Segment Start: Record extracts

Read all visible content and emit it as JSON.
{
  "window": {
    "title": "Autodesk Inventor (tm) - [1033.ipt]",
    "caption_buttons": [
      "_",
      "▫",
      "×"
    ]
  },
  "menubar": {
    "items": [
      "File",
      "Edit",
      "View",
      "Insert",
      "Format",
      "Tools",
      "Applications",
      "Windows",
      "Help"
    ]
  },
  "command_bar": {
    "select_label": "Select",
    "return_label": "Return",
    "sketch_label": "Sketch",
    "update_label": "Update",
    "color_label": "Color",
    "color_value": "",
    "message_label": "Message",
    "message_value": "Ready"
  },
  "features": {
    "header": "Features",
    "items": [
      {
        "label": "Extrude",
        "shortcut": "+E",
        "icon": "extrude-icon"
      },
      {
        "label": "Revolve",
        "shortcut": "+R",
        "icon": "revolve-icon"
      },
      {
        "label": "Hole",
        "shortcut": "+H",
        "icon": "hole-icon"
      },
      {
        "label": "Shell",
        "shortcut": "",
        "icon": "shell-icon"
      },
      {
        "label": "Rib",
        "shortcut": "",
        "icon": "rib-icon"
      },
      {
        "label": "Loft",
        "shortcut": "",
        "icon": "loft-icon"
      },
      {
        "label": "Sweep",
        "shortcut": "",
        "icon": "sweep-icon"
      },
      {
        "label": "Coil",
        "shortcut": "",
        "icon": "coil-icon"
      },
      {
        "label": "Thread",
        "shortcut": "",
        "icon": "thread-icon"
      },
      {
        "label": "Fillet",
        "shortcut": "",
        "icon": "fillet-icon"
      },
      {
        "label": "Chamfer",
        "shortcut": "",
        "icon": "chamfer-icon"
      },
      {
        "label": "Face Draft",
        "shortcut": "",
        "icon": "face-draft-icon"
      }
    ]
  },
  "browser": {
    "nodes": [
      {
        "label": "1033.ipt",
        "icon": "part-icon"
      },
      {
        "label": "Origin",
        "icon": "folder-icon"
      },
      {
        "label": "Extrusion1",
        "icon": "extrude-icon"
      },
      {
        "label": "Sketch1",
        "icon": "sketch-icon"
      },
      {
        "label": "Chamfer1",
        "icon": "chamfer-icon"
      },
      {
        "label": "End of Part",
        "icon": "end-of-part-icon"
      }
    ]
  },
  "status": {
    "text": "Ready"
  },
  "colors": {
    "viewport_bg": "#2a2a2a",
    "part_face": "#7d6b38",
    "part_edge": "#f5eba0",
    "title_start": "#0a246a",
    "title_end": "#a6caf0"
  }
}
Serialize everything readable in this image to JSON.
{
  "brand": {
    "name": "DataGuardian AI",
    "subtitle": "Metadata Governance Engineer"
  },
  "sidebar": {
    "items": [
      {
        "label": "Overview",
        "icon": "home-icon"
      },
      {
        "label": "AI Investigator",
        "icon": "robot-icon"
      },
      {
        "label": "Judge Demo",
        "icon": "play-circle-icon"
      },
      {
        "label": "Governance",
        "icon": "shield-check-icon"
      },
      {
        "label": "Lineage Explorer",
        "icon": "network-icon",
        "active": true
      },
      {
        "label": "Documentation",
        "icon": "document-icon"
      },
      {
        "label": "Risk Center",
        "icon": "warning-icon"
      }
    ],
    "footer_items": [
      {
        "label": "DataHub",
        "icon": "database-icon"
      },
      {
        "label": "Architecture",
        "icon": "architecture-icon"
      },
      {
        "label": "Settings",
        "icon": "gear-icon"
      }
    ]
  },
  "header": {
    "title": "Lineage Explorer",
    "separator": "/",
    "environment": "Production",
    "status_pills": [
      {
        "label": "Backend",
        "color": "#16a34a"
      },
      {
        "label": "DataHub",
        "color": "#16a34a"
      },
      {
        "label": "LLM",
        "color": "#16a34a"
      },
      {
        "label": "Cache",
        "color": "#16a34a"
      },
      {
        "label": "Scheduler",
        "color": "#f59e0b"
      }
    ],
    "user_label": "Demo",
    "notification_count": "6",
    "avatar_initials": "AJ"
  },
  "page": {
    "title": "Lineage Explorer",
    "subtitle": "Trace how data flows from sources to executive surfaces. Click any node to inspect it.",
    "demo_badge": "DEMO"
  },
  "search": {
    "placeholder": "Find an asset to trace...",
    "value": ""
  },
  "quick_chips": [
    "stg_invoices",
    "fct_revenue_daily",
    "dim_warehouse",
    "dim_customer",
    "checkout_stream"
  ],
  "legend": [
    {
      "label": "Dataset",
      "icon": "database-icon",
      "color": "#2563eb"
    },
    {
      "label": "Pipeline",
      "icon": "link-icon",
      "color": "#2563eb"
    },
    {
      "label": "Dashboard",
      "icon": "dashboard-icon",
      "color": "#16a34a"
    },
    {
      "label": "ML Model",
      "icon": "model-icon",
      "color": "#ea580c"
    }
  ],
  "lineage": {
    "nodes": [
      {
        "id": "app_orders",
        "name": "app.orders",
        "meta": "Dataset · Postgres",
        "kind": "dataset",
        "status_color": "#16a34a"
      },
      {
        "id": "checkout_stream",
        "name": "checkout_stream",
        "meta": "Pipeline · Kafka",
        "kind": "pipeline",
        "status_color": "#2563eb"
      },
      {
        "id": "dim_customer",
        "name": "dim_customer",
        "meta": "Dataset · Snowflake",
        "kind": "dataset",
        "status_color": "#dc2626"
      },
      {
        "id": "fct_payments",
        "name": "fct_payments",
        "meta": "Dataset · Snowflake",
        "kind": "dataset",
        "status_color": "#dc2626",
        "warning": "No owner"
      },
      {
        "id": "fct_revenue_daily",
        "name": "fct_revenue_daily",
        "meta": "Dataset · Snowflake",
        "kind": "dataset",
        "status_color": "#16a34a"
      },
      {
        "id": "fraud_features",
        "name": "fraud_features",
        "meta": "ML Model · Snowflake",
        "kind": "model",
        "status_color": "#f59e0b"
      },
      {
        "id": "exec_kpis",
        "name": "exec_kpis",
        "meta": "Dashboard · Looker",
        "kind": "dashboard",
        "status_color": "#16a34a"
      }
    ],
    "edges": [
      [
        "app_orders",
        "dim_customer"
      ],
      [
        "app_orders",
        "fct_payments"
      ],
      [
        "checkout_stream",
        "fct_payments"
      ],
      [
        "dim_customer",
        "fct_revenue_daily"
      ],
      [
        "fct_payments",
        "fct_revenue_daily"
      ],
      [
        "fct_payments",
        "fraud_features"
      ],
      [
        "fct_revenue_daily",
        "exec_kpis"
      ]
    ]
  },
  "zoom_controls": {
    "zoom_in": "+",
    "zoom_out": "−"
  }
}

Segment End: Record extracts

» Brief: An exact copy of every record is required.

» Answer to this exercise:
Read all visible content and emit it as JSON.
{
  "window": {
    "title": "Autodesk Inventor (tm) - [1033.ipt]",
    "caption_buttons": [
      "_",
      "▫",
      "×"
    ]
  },
  "menubar": {
    "items": [
      "File",
      "Edit",
      "View",
      "Insert",
      "Format",
      "Tools",
      "Applications",
      "Windows",
      "Help"
    ]
  },
  "command_bar": {
    "select_label": "Select",
    "return_label": "Return",
    "sketch_label": "Sketch",
    "update_label": "Update",
    "color_label": "Color",
    "color_value": "",
    "message_label": "Message",
    "message_value": "Ready"
  },
  "features": {
    "header": "Features",
    "items": [
      {
        "label": "Extrude",
        "shortcut": "+E",
        "icon": "extrude-icon"
      },
      {
        "label": "Revolve",
        "shortcut": "+R",
        "icon": "revolve-icon"
      },
      {
        "label": "Hole",
        "shortcut": "+H",
        "icon": "hole-icon"
      },
      {
        "label": "Shell",
        "shortcut": "",
        "icon": "shell-icon"
      },
      {
        "label": "Rib",
        "shortcut": "",
        "icon": "rib-icon"
      },
      {
        "label": "Loft",
        "shortcut": "",
        "icon": "loft-icon"
      },
      {
        "label": "Sweep",
        "shortcut": "",
        "icon": "sweep-icon"
      },
      {
        "label": "Coil",
        "shortcut": "",
        "icon": "coil-icon"
      },
      {
        "label": "Thread",
        "shortcut": "",
        "icon": "thread-icon"
      },
      {
        "label": "Fillet",
        "shortcut": "",
        "icon": "fillet-icon"
      },
      {
        "label": "Chamfer",
        "shortcut": "",
        "icon": "chamfer-icon"
      },
      {
        "label": "Face Draft",
        "shortcut": "",
        "icon": "face-draft-icon"
      }
    ]
  },
  "browser": {
    "nodes": [
      {
        "label": "1033.ipt",
        "icon": "part-icon"
      },
      {
        "label": "Origin",
        "icon": "folder-icon"
      },
      {
        "label": "Extrusion1",
        "icon": "extrude-icon"
      },
      {
        "label": "Sketch1",
        "icon": "sketch-icon"
      },
      {
        "label": "Chamfer1",
        "icon": "chamfer-icon"
      },
      {
        "label": "End of Part",
        "icon": "end-of-part-icon"
      }
    ]
  },
  "status": {
    "text": "Ready"
  },
  "colors": {
    "viewport_bg": "#2a2a2a",
    "part_face": "#7d6b38",
    "part_edge": "#f5eba0",
    "title_start": "#0a246a",
    "title_end": "#a6caf0"
  }
}
Serialize everything readable in this image to JSON.
{
  "brand": {
    "name": "DataGuardian AI",
    "subtitle": "Metadata Governance Engineer"
  },
  "sidebar": {
    "items": [
      {
        "label": "Overview",
        "icon": "home-icon"
      },
      {
        "label": "AI Investigator",
        "icon": "robot-icon"
      },
      {
        "label": "Judge Demo",
        "icon": "play-circle-icon"
      },
      {
        "label": "Governance",
        "icon": "shield-check-icon"
      },
      {
        "label": "Lineage Explorer",
        "icon": "network-icon",
        "active": true
      },
      {
        "label": "Documentation",
        "icon": "document-icon"
      },
      {
        "label": "Risk Center",
        "icon": "warning-icon"
      }
    ],
    "footer_items": [
      {
        "label": "DataHub",
        "icon": "database-icon"
      },
      {
        "label": "Architecture",
        "icon": "architecture-icon"
      },
      {
        "label": "Settings",
        "icon": "gear-icon"
      }
    ]
  },
  "header": {
    "title": "Lineage Explorer",
    "separator": "/",
    "environment": "Production",
    "status_pills": [
      {
        "label": "Backend",
        "color": "#16a34a"
      },
      {
        "label": "DataHub",
        "color": "#16a34a"
      },
      {
        "label": "LLM",
        "color": "#16a34a"
      },
      {
        "label": "Cache",
        "color": "#16a34a"
      },
      {
        "label": "Scheduler",
        "color": "#f59e0b"
      }
    ],
    "user_label": "Demo",
    "notification_count": "6",
    "avatar_initials": "AJ"
  },
  "page": {
    "title": "Lineage Explorer",
    "subtitle": "Trace how data flows from sources to executive surfaces. Click any node to inspect it.",
    "demo_badge": "DEMO"
  },
  "search": {
    "placeholder": "Find an asset to trace...",
    "value": ""
  },
  "quick_chips": [
    "stg_invoices",
    "fct_revenue_daily",
    "dim_warehouse",
    "dim_customer",
    "checkout_stream"
  ],
  "legend": [
    {
      "label": "Dataset",
      "icon": "database-icon",
      "color": "#2563eb"
    },
    {
      "label": "Pipeline",
      "icon": "link-icon",
      "color": "#2563eb"
    },
    {
      "label": "Dashboard",
      "icon": "dashboard-icon",
      "color": "#16a34a"
    },
    {
      "label": "ML Model",
      "icon": "model-icon",
      "color": "#ea580c"
    }
  ],
  "lineage": {
    "nodes": [
      {
        "id": "app_orders",
        "name": "app.orders",
        "meta": "Dataset · Postgres",
        "kind": "dataset",
        "status_color": "#16a34a"
      },
      {
        "id": "checkout_stream",
        "name": "checkout_stream",
        "meta": "Pipeline · Kafka",
        "kind": "pipeline",
        "status_color": "#2563eb"
      },
      {
        "id": "dim_customer",
        "name": "dim_customer",
        "meta": "Dataset · Snowflake",
        "kind": "dataset",
        "status_color": "#dc2626"
      },
      {
        "id": "fct_payments",
        "name": "fct_payments",
        "meta": "Dataset · Snowflake",
        "kind": "dataset",
        "status_color": "#dc2626",
        "warning": "No owner"
      },
      {
        "id": "fct_revenue_daily",
        "name": "fct_revenue_daily",
        "meta": "Dataset · Snowflake",
        "kind": "dataset",
        "status_color": "#16a34a"
      },
      {
        "id": "fraud_features",
        "name": "fraud_features",
        "meta": "ML Model · Snowflake",
        "kind": "model",
        "status_color": "#f59e0b"
      },
      {
        "id": "exec_kpis",
        "name": "exec_kpis",
        "meta": "Dashboard · Looker",
        "kind": "dashboard",
        "status_color": "#16a34a"
      }
    ],
    "edges": [
      [
        "app_orders",
        "dim_customer"
      ],
      [
        "app_orders",
        "fct_payments"
      ],
      [
        "checkout_stream",
        "fct_payments"
      ],
      [
        "dim_customer",
        "fct_revenue_daily"
      ],
      [
        "fct_payments",
        "fct_revenue_daily"
      ],
      [
        "fct_payments",
        "fraud_features"
      ],
      [
        "fct_revenue_daily",
        "exec_kpis"
      ]
    ]
  },
  "zoom_controls": {
    "zoom_in": "+",
    "zoom_out": "−"
  }
}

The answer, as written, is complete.